October 03, 2003
Headlines by Randi Zimmerman
Blix Says Weapons Report No Surprise
The former United Nations weapons inspector in Iraq said he was not surprised that the U.S. weapons search has come up empty. More from Anastasia Kershaw in London.
Iraqi Delegation Criticizes US Plan
Now, members of the Iraqi delegation to the United Nations are critical of the Bush administration’s proposal for the country and have voiced their opposition along with other nations. Haider Risvi reports from the U.N.
Chicago Police to Fingerprint Reporters
The Chicago Police department is resurrecting an old law requiring journalists to be fingerprinted for background checks before being granted press credentials. From WZRD in Chicago, Tom Robb reports.
Colonial Era Slaves Reburied
African Americans honored their dead ancestors in a ceremony that reburied colonial era slaves at the site where they were originally auctioned. Jackson Allers has more from WBAI in New York.
Sir, We’ve Found… Nothing
The CIA’s David Kay told the Senate Intelligence Committee his team of fifteen hundred weapons inspectors have yet to find weapons of mass destruction in Iraq. The committee’s ranking Democrat Senator John Rockefeller says the report puts new doubts on the Bush administration’s policy of pre-emptive war. In an interim report to Congress, Kay wrote that it is far too early in the investigation to reach any conclusion. He also wrote they may never know whether Saddam Hussein had the weapons. Republican Chair of the Senate Intelligence Committee, Peter Gross, said he is concerned about the accuracy of the pre-invasion intelligence, but he said, contrary to the numerous statements by the Bush administration before the war, the decision to invade was because Saddam Hussein was doing bad things. Mitch Jeserich reports from Washington D.C.
NAB Meeting Wrap Up
This afternoon the National Association of Broadcasters three day Radio Show in Philadelphia wraps up. It has been a controversial three days, highlighted yesterday with the appearance of Rush Limbaugh, a self-proclaimed conservative radio and TV personality, while there were sharp questions from the public for John Hogan, CEO of Clear Channel. In collaboration with Corpwatch, Dante Toza was on the floor of the Pennsylvania Convention Center in Philadelphia and files this report.
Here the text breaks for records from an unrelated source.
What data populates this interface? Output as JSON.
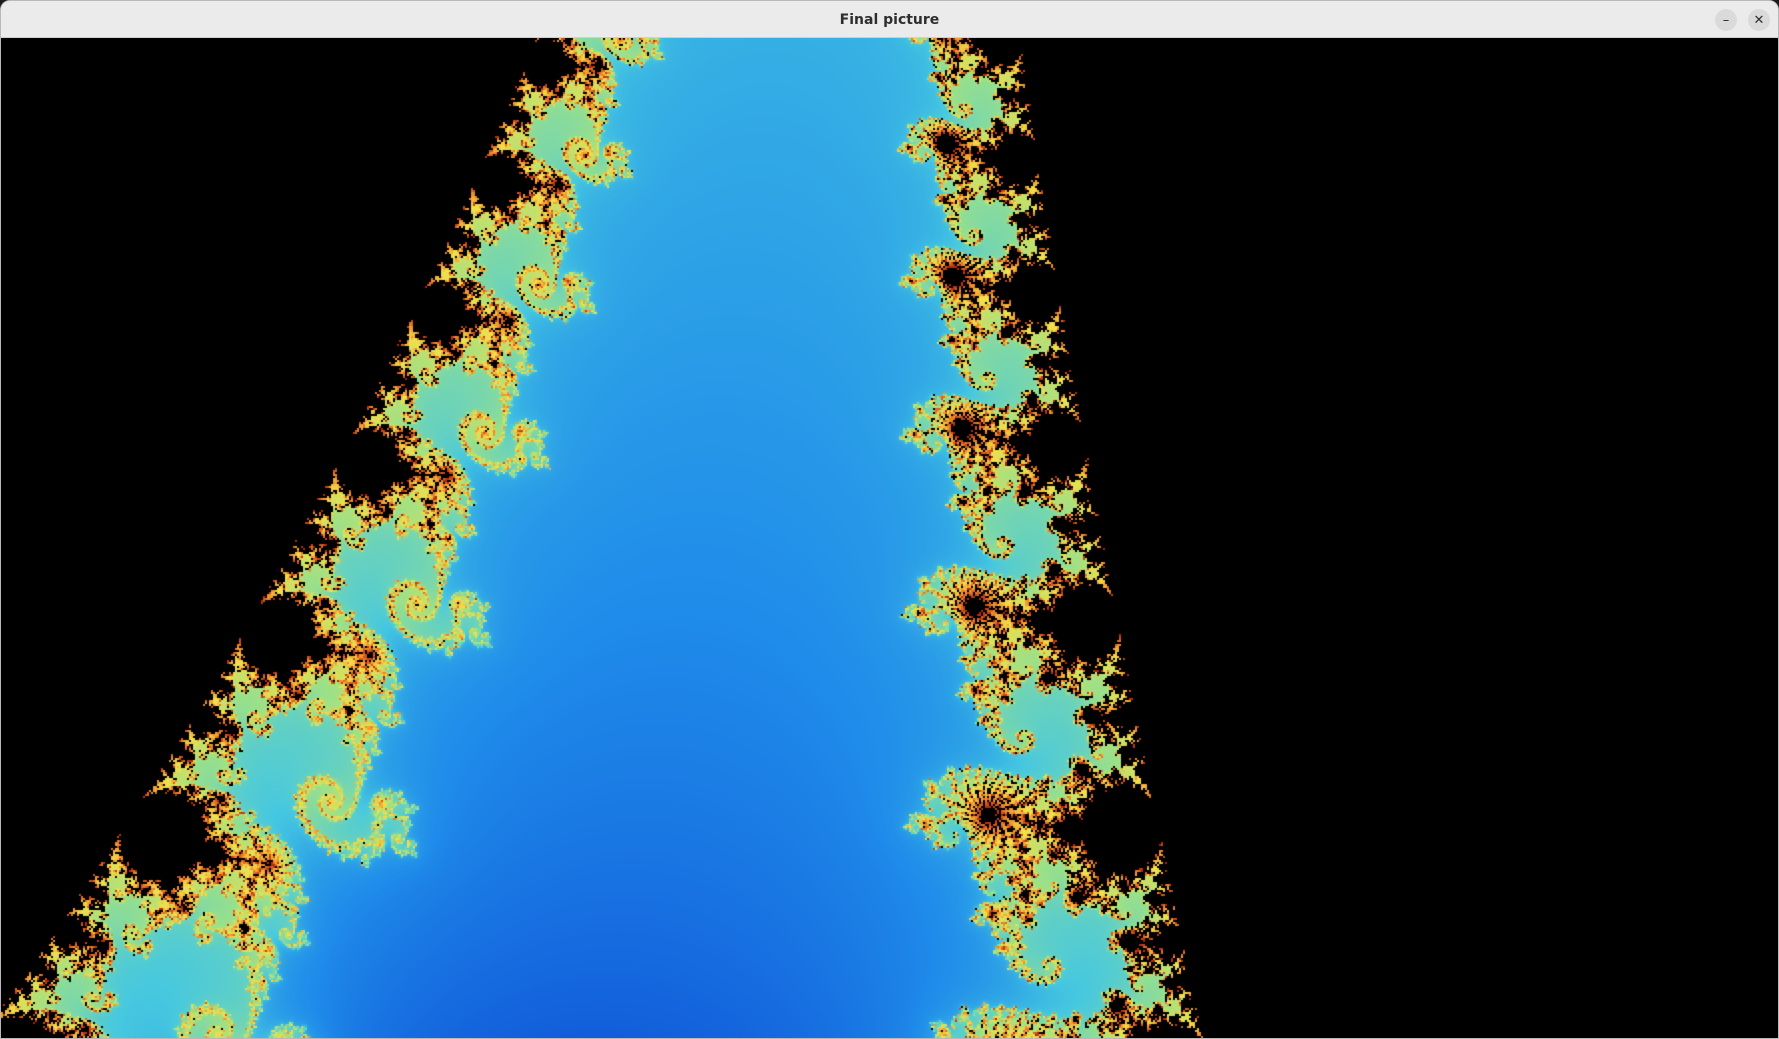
{
  "window": {
    "title": "Final picture",
    "controls": {
      "minimize_icon": "minimize-icon",
      "close_icon": "close-icon"
    }
  },
  "fractal": {
    "type": "mandelbrot",
    "palette": {
      "interior": "#000000",
      "outer": "#0a3fd0",
      "mid": "#1f8cea",
      "cyan": "#46c8e0",
      "green": "#9ae08a",
      "yellow": "#f2e04a",
      "orange": "#f08a2a",
      "red": "#a8200a"
    }
  }
}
Althea Gibson is Buried
The tennis world lost a pioneer Sunday with the passing of Althea Gibson at the age of 76. Gibson was named The Associated Press Female Athlete of the ear in both 1957 and 1958. She launched her tennis career in 1953 traveling hroughout Southeast Asia on a State Department-sponsored goodwill tennis tour leading her to become the first African-American to reach the highest levels of tennis, dominating the women’s game in the late 1950s with five Grand Slam titles. Without her, there might not have been an Arthur Ashe, Zina Garrison, Lori McNeil, MaliVai Washington, Yannick Noah or Serena and Venus Williams. And as Ian Forest reports, at the memorial for Althea Gibson, held this week in Newark, many remembered how she also used her sporting talents to battle racism and sexism.
Privatizing Water in Africa
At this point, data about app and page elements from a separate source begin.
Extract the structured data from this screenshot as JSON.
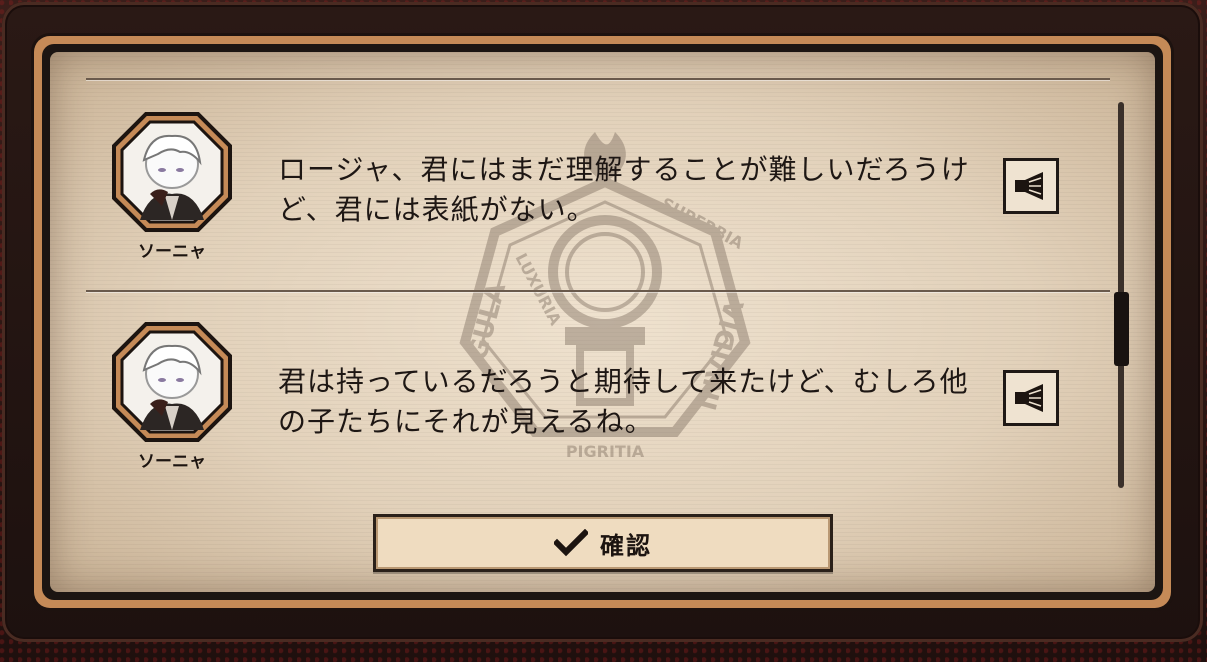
{
  "dialogue_log": {
    "entries": [
      {
        "speaker": "ソーニャ",
        "text": "ロージャ、君にはまだ理解することが難しいだろうけど、君には表紙がない。",
        "voice_icon": "speaker-icon"
      },
      {
        "speaker": "ソーニャ",
        "text": "君は持っているだろうと期待して来たけど、むしろ他の子たちにそれが見えるね。",
        "voice_icon": "speaker-icon"
      }
    ],
    "emblem_words": [
      "GULA",
      "LUXURIA",
      "SUPERBIA",
      "INVIDIA",
      "PIGRITIA"
    ],
    "confirm_icon": "checkmark-icon",
    "confirm_label": "確認"
  },
  "colors": {
    "panel_border": "#c58a57",
    "paper": "#e8d8c2",
    "text": "#1e1714",
    "background_dark": "#2a1714"
  }
}
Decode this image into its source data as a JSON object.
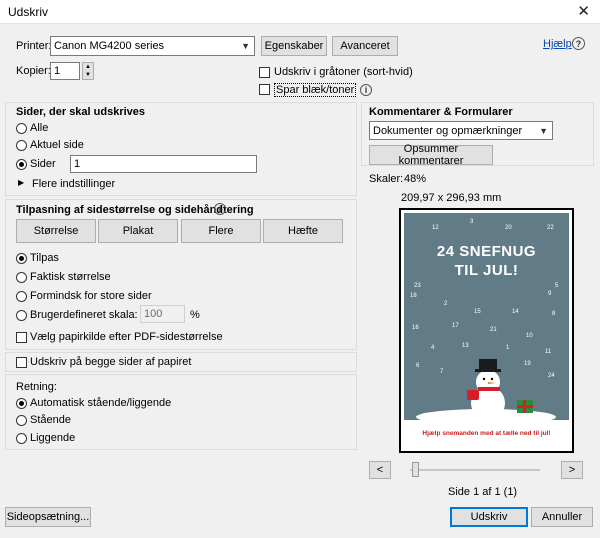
{
  "window": {
    "title": "Udskriv",
    "close_glyph": "✕"
  },
  "help": {
    "label": "Hjælp",
    "icon_glyph": "?"
  },
  "printer": {
    "label": "Printer:",
    "selected": "Canon MG4200 series",
    "properties_button": "Egenskaber",
    "advanced_button": "Avanceret"
  },
  "copies": {
    "label": "Kopier:",
    "value": "1"
  },
  "options": {
    "grayscale_label": "Udskriv i gråtoner (sort-hvid)",
    "grayscale_checked": false,
    "save_ink_label": "Spar blæk/toner",
    "save_ink_checked": false,
    "info_glyph": "i"
  },
  "pages": {
    "header": "Sider, der skal udskrives",
    "all_label": "Alle",
    "current_label": "Aktuel side",
    "pages_label": "Sider",
    "pages_value": "1",
    "selected": "pages",
    "more_settings": "Flere indstillinger"
  },
  "sizing": {
    "header": "Tilpasning af sidestørrelse og sidehåndtering",
    "buttons": [
      "Størrelse",
      "Plakat",
      "Flere",
      "Hæfte"
    ],
    "fit_label": "Tilpas",
    "actual_label": "Faktisk størrelse",
    "shrink_label": "Formindsk for store sider",
    "custom_label": "Brugerdefineret skala:",
    "custom_value": "100",
    "percent": "%",
    "paper_source_label": "Vælg papirkilde efter PDF-sidestørrelse",
    "selected": "fit"
  },
  "duplex": {
    "label": "Udskriv på begge sider af papiret",
    "checked": false
  },
  "orientation": {
    "header": "Retning:",
    "auto_label": "Automatisk stående/liggende",
    "portrait_label": "Stående",
    "landscape_label": "Liggende",
    "selected": "auto"
  },
  "comments": {
    "header": "Kommentarer & Formularer",
    "selected": "Dokumenter og opmærkninger",
    "summarize_button": "Opsummer kommentarer"
  },
  "preview": {
    "scale_label": "Skaler:",
    "scale_value": "48%",
    "page_size": "209,97 x 296,93 mm",
    "poster_title_1": "24 SNEFNUG",
    "poster_title_2": "TIL JUL!",
    "numbers": [
      "12",
      "3",
      "20",
      "22",
      "23",
      "5",
      "18",
      "9",
      "2",
      "15",
      "14",
      "8",
      "16",
      "17",
      "21",
      "10",
      "4",
      "13",
      "1",
      "11",
      "6",
      "7",
      "19",
      "24"
    ],
    "footer_text": "Hjælp snemanden med at tælle ned til jul!",
    "prev_glyph": "<",
    "next_glyph": ">",
    "page_indicator": "Side 1 af 1 (1)"
  },
  "footer": {
    "page_setup_button": "Sideopsætning...",
    "print_button": "Udskriv",
    "cancel_button": "Annuller"
  },
  "colors": {
    "poster_bg": "#617c87",
    "primary_border": "#0078d7"
  }
}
Preventing conflicts and bolstering development in Africa were under the spotlight of the second day of a major donor conference this week, bringing together 23 African heads of state and delegates from about 140 countries and international organizations. In a keynote speech on Monday, Japan’s Prime Minister Junichiro Koizumi promised his country would spend $1 billion over the next five years on African development projects such as building schools, supplying drinking water and giving more vaccinations. Japan, the biggest contributor of aid to Africa, is hosting the international conference for the continent for the third time since 1993. And for many in Sub-Sahara Africa water is the paramount issue as if affects agriculture, causes illnesses and ecological calamities and many people simply do not have access to clean water. As Ndiaga Seck reports from Senegal, many in Africa say these problems are due to privatization.
Separatist Kashmiri Movement Splits
While the conflict in Kashmir is all too often represented as that of India and Pakistan battling for control over the country, what does not get much coverage is the vibrant movement for Kashmiri self-determination. This movement however was dealt a blow recently when the main separatist group in Indian administered Kashmir- the All Parties Hurriyat Conference – split, complicating the search for a real representative of the Kashmiri separatist movement. The separatist camp in Kashmir has always been divided with voices calling for everything from independence to accession with Pakistan. Our FSRN correspondent Shahnawaz Kahn reports.